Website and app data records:
****************

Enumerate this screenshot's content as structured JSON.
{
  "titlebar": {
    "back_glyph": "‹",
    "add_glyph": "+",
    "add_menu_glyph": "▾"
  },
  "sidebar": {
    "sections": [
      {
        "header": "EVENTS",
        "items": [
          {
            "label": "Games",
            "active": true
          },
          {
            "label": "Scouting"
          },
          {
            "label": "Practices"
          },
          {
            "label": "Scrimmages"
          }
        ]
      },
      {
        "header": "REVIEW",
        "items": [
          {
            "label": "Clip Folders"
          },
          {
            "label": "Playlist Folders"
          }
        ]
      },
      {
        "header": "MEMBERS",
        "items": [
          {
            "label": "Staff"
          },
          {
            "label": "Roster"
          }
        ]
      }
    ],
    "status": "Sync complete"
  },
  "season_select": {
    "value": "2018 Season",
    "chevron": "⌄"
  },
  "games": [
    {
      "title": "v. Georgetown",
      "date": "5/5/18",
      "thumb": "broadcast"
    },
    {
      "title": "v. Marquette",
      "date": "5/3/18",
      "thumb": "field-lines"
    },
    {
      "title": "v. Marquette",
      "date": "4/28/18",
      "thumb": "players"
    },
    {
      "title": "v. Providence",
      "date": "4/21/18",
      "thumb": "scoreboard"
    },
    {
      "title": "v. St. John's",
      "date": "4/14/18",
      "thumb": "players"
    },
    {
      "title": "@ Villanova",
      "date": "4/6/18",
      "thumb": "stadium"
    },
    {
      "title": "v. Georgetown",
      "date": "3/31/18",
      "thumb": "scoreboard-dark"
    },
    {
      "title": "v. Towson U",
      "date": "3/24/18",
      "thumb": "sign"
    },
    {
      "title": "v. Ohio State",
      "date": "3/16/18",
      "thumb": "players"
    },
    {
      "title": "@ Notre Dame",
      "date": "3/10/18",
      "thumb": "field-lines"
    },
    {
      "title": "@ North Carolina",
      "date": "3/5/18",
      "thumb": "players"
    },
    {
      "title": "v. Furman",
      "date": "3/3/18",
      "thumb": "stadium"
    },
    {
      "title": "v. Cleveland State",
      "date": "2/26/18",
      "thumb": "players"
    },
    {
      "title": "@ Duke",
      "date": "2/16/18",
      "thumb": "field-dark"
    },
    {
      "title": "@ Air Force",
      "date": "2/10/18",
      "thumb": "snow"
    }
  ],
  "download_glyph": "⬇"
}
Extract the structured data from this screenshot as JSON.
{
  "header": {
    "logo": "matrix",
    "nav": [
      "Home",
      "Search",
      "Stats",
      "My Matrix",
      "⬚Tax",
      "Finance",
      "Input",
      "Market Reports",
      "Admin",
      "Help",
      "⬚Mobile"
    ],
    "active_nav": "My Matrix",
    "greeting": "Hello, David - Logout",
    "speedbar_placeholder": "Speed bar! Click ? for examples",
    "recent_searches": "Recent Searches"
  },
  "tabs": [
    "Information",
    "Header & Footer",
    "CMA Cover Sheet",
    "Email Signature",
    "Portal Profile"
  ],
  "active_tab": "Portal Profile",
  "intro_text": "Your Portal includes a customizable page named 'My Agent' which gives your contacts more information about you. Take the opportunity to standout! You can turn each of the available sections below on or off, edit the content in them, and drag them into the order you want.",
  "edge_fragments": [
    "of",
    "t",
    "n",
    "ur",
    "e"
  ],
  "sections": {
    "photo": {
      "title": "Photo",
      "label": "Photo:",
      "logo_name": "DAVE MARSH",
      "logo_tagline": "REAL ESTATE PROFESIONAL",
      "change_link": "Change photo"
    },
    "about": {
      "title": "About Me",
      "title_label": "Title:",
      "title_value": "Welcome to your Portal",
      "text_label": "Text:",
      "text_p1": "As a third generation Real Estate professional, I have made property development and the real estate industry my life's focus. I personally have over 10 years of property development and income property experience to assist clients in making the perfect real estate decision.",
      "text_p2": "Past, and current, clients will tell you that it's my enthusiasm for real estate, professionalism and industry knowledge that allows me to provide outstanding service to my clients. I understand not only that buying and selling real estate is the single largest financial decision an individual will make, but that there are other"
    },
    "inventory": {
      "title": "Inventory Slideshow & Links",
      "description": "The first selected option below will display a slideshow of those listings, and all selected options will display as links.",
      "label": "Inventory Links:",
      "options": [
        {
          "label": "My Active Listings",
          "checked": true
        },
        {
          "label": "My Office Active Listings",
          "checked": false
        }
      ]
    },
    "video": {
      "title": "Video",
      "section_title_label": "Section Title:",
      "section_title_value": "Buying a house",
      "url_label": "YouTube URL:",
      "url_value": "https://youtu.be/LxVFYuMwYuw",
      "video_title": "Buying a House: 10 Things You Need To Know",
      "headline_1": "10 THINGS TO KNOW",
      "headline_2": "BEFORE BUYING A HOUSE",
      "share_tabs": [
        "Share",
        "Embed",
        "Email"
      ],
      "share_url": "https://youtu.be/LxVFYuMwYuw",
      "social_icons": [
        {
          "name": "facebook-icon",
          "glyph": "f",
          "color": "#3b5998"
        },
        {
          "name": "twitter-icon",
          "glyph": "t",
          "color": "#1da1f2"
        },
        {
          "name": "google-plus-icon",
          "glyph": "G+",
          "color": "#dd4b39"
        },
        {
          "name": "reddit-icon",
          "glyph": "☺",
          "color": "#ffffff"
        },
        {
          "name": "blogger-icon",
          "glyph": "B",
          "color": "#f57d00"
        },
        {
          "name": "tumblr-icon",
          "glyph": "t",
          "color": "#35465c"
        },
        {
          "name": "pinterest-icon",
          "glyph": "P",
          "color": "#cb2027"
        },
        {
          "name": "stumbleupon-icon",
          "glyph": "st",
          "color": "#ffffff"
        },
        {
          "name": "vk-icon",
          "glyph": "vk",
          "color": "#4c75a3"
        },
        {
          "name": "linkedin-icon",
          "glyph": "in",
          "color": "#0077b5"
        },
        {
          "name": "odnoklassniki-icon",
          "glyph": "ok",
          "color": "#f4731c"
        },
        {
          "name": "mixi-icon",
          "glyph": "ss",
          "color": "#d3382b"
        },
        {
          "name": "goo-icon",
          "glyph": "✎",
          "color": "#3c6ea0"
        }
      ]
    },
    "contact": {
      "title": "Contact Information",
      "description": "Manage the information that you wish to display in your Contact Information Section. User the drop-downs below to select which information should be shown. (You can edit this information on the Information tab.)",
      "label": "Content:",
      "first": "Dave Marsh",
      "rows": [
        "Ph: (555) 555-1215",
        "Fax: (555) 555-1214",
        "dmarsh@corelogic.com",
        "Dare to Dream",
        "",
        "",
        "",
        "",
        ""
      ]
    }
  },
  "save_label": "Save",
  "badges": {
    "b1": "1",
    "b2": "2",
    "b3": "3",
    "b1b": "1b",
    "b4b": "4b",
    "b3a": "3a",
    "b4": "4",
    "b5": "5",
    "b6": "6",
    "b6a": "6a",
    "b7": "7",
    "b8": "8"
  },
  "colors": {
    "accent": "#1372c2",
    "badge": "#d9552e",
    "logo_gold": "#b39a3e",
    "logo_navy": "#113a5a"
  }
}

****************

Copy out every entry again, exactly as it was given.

## Task answer:
Enumerate this screenshot's content as structured JSON.
{
  "titlebar": {
    "back_glyph": "‹",
    "add_glyph": "+",
    "add_menu_glyph": "▾"
  },
  "sidebar": {
    "sections": [
      {
        "header": "EVENTS",
        "items": [
          {
            "label": "Games",
            "active": true
          },
          {
            "label": "Scouting"
          },
          {
            "label": "Practices"
          },
          {
            "label": "Scrimmages"
          }
        ]
      },
      {
        "header": "REVIEW",
        "items": [
          {
            "label": "Clip Folders"
          },
          {
            "label": "Playlist Folders"
          }
        ]
      },
      {
        "header": "MEMBERS",
        "items": [
          {
            "label": "Staff"
          },
          {
            "label": "Roster"
          }
        ]
      }
    ],
    "status": "Sync complete"
  },
  "season_select": {
    "value": "2018 Season",
    "chevron": "⌄"
  },
  "games": [
    {
      "title": "v. Georgetown",
      "date": "5/5/18",
      "thumb": "broadcast"
    },
    {
      "title": "v. Marquette",
      "date": "5/3/18",
      "thumb": "field-lines"
    },
    {
      "title": "v. Marquette",
      "date": "4/28/18",
      "thumb": "players"
    },
    {
      "title": "v. Providence",
      "date": "4/21/18",
      "thumb": "scoreboard"
    },
    {
      "title": "v. St. John's",
      "date": "4/14/18",
      "thumb": "players"
    },
    {
      "title": "@ Villanova",
      "date": "4/6/18",
      "thumb": "stadium"
    },
    {
      "title": "v. Georgetown",
      "date": "3/31/18",
      "thumb": "scoreboard-dark"
    },
    {
      "title": "v. Towson U",
      "date": "3/24/18",
      "thumb": "sign"
    },
    {
      "title": "v. Ohio State",
      "date": "3/16/18",
      "thumb": "players"
    },
    {
      "title": "@ Notre Dame",
      "date": "3/10/18",
      "thumb": "field-lines"
    },
    {
      "title": "@ North Carolina",
      "date": "3/5/18",
      "thumb": "players"
    },
    {
      "title": "v. Furman",
      "date": "3/3/18",
      "thumb": "stadium"
    },
    {
      "title": "v. Cleveland State",
      "date": "2/26/18",
      "thumb": "players"
    },
    {
      "title": "@ Duke",
      "date": "2/16/18",
      "thumb": "field-dark"
    },
    {
      "title": "@ Air Force",
      "date": "2/10/18",
      "thumb": "snow"
    }
  ],
  "download_glyph": "⬇"
}
Extract the structured data from this screenshot as JSON.
{
  "header": {
    "logo": "matrix",
    "nav": [
      "Home",
      "Search",
      "Stats",
      "My Matrix",
      "⬚Tax",
      "Finance",
      "Input",
      "Market Reports",
      "Admin",
      "Help",
      "⬚Mobile"
    ],
    "active_nav": "My Matrix",
    "greeting": "Hello, David - Logout",
    "speedbar_placeholder": "Speed bar! Click ? for examples",
    "recent_searches": "Recent Searches"
  },
  "tabs": [
    "Information",
    "Header & Footer",
    "CMA Cover Sheet",
    "Email Signature",
    "Portal Profile"
  ],
  "active_tab": "Portal Profile",
  "intro_text": "Your Portal includes a customizable page named 'My Agent' which gives your contacts more information about you. Take the opportunity to standout! You can turn each of the available sections below on or off, edit the content in them, and drag them into the order you want.",
  "edge_fragments": [
    "of",
    "t",
    "n",
    "ur",
    "e"
  ],
  "sections": {
    "photo": {
      "title": "Photo",
      "label": "Photo:",
      "logo_name": "DAVE MARSH",
      "logo_tagline": "REAL ESTATE PROFESIONAL",
      "change_link": "Change photo"
    },
    "about": {
      "title": "About Me",
      "title_label": "Title:",
      "title_value": "Welcome to your Portal",
      "text_label": "Text:",
      "text_p1": "As a third generation Real Estate professional, I have made property development and the real estate industry my life's focus. I personally have over 10 years of property development and income property experience to assist clients in making the perfect real estate decision.",
      "text_p2": "Past, and current, clients will tell you that it's my enthusiasm for real estate, professionalism and industry knowledge that allows me to provide outstanding service to my clients. I understand not only that buying and selling real estate is the single largest financial decision an individual will make, but that there are other"
    },
    "inventory": {
      "title": "Inventory Slideshow & Links",
      "description": "The first selected option below will display a slideshow of those listings, and all selected options will display as links.",
      "label": "Inventory Links:",
      "options": [
        {
          "label": "My Active Listings",
          "checked": true
        },
        {
          "label": "My Office Active Listings",
          "checked": false
        }
      ]
    },
    "video": {
      "title": "Video",
      "section_title_label": "Section Title:",
      "section_title_value": "Buying a house",
      "url_label": "YouTube URL:",
      "url_value": "https://youtu.be/LxVFYuMwYuw",
      "video_title": "Buying a House: 10 Things You Need To Know",
      "headline_1": "10 THINGS TO KNOW",
      "headline_2": "BEFORE BUYING A HOUSE",
      "share_tabs": [
        "Share",
        "Embed",
        "Email"
      ],
      "share_url": "https://youtu.be/LxVFYuMwYuw",
      "social_icons": [
        {
          "name": "facebook-icon",
          "glyph": "f",
          "color": "#3b5998"
        },
        {
          "name": "twitter-icon",
          "glyph": "t",
          "color": "#1da1f2"
        },
        {
          "name": "google-plus-icon",
          "glyph": "G+",
          "color": "#dd4b39"
        },
        {
          "name": "reddit-icon",
          "glyph": "☺",
          "color": "#ffffff"
        },
        {
          "name": "blogger-icon",
          "glyph": "B",
          "color": "#f57d00"
        },
        {
          "name": "tumblr-icon",
          "glyph": "t",
          "color": "#35465c"
        },
        {
          "name": "pinterest-icon",
          "glyph": "P",
          "color": "#cb2027"
        },
        {
          "name": "stumbleupon-icon",
          "glyph": "st",
          "color": "#ffffff"
        },
        {
          "name": "vk-icon",
          "glyph": "vk",
          "color": "#4c75a3"
        },
        {
          "name": "linkedin-icon",
          "glyph": "in",
          "color": "#0077b5"
        },
        {
          "name": "odnoklassniki-icon",
          "glyph": "ok",
          "color": "#f4731c"
        },
        {
          "name": "mixi-icon",
          "glyph": "ss",
          "color": "#d3382b"
        },
        {
          "name": "goo-icon",
          "glyph": "✎",
          "color": "#3c6ea0"
        }
      ]
    },
    "contact": {
      "title": "Contact Information",
      "description": "Manage the information that you wish to display in your Contact Information Section. User the drop-downs below to select which information should be shown. (You can edit this information on the Information tab.)",
      "label": "Content:",
      "first": "Dave Marsh",
      "rows": [
        "Ph: (555) 555-1215",
        "Fax: (555) 555-1214",
        "dmarsh@corelogic.com",
        "Dare to Dream",
        "",
        "",
        "",
        "",
        ""
      ]
    }
  },
  "save_label": "Save",
  "badges": {
    "b1": "1",
    "b2": "2",
    "b3": "3",
    "b1b": "1b",
    "b4b": "4b",
    "b3a": "3a",
    "b4": "4",
    "b5": "5",
    "b6": "6",
    "b6a": "6a",
    "b7": "7",
    "b8": "8"
  },
  "colors": {
    "accent": "#1372c2",
    "badge": "#d9552e",
    "logo_gold": "#b39a3e",
    "logo_navy": "#113a5a"
  }
}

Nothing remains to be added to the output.